The Sand Mandala

sand-mandala

Sand painting is one of the oldest artistic traditions of Tibetan Buddhism,  called “Kultson Kyilkhor,” which means “mandala of colored sand powder.”  “Mandala” is a Sanskrit word meaning “cosmogram,” or “world in harmony.”  In Vajrayana Tibetan Buddhism, it is said that wherever a sand mandala is created, all sentient beings and the surrounding environment are blessed.  Whoever views the mandala experiences profound peace and great joy.  The colorfulness and harmony of the millions of sand particles in the mandala give a powerful message that we all can live in peace if each of us works in creating a little more space for others in our hearts.  It is said that children in particular, upon seeing the sand mandala, receive positive imprints that will germinate as sprouts of peace as they grow older.

The Purpose of a Sand Mandala
Sand-painted mandalas are used as tools for consecrating the earth and its inhabitants.  According to Tibetan Buddhist belief, all mandalas have outer, inner and secret meanings.  On the outer level they represent the world in its divine form; on the inner level they represent a map by which the ordinary human mind is transformed into an enlightened mind; and on the secret level they depict the primordially perfect balance of the subtle energies of the body and the clear light dimension of the mind.  The creation of a sand painting is said to effect purification and healing on all three levels.

The Mandala Construction Process
The monks begin the opening ceremony by consecrating the site of the mandala sand painting with approximately 30 minutes of chanting, music and mantra recitation. Immediately following, the monks begin to draw the lines for the design of the mandala on a base or table.  The artists measure out and draw the architectural lines using a straight-edged ruler, a compass and a white ink pen.  This is exacting work that takes about three hours to complete.

Throughout its creation, the monks pour millions of grains of sand from a funnel-shaped metal tool known as the “Chakpur.”  This funnel is filled with colored sand and is then rasped in order to release a fine stream of sand.  In ancient times, powdered precious and semi-precious gems were used instead of sand.  Thus, lapis lazuli would be used for the blue color, rubies for the red color, and so forth.  The artists begin at the center of the mandala and work outward.  The finished mandala is approximately four feet in diameter, and usually requires a week or so to complete.

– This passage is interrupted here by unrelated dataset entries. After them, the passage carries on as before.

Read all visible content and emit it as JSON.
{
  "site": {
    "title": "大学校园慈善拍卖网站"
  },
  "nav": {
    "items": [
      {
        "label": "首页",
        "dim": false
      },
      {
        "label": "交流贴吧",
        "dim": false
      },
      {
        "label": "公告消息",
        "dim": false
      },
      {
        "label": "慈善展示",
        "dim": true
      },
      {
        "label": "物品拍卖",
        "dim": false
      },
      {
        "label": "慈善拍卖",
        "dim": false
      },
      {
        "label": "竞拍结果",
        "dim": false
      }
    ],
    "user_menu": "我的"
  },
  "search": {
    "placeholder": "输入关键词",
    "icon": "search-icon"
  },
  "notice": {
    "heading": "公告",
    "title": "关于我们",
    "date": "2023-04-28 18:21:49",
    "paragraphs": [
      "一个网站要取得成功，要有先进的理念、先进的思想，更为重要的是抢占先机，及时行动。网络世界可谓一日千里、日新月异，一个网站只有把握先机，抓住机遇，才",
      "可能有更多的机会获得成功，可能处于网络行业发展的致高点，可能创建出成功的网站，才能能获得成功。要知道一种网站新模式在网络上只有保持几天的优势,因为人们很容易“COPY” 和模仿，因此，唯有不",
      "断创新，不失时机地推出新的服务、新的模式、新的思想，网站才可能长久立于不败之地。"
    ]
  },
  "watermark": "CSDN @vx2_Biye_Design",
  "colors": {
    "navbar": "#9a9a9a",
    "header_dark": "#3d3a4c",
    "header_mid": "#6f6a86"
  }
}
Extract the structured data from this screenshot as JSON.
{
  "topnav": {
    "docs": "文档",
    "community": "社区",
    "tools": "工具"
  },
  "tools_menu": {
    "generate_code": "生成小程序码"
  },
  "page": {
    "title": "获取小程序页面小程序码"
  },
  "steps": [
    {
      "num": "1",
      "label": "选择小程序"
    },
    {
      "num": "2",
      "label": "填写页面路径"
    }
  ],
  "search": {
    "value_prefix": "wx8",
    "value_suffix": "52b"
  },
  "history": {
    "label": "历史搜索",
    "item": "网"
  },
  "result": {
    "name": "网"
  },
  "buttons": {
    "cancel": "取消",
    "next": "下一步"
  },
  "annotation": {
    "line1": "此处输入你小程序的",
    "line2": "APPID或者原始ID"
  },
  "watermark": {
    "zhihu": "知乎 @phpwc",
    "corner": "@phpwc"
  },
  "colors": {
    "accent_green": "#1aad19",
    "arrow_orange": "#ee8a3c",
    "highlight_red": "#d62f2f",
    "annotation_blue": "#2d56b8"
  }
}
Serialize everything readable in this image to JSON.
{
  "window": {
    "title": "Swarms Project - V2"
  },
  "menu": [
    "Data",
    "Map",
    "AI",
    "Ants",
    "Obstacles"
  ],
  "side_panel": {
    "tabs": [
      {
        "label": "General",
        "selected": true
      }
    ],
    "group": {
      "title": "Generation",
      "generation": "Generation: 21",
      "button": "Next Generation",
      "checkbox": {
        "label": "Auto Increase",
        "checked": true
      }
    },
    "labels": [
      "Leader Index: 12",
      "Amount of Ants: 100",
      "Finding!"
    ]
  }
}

The Mandala Deconstruction Process
During the closing ceremony, the monks dismantle the mandala, sweeping up the colored sand to symbolize the impermanence of all phenomena. It is  a teaching to show that everything that exists has a beginning, a middle, and an end.  At this time, if requested, half of the sand is distributed to the audience as a blessing for personal health and healing.  The sand may either be kept in one’s home on the altar, or be dispersed around one’s yard as a protection for home and family.  The whole region, and in fact the whole earth, is said to be blessed by this process.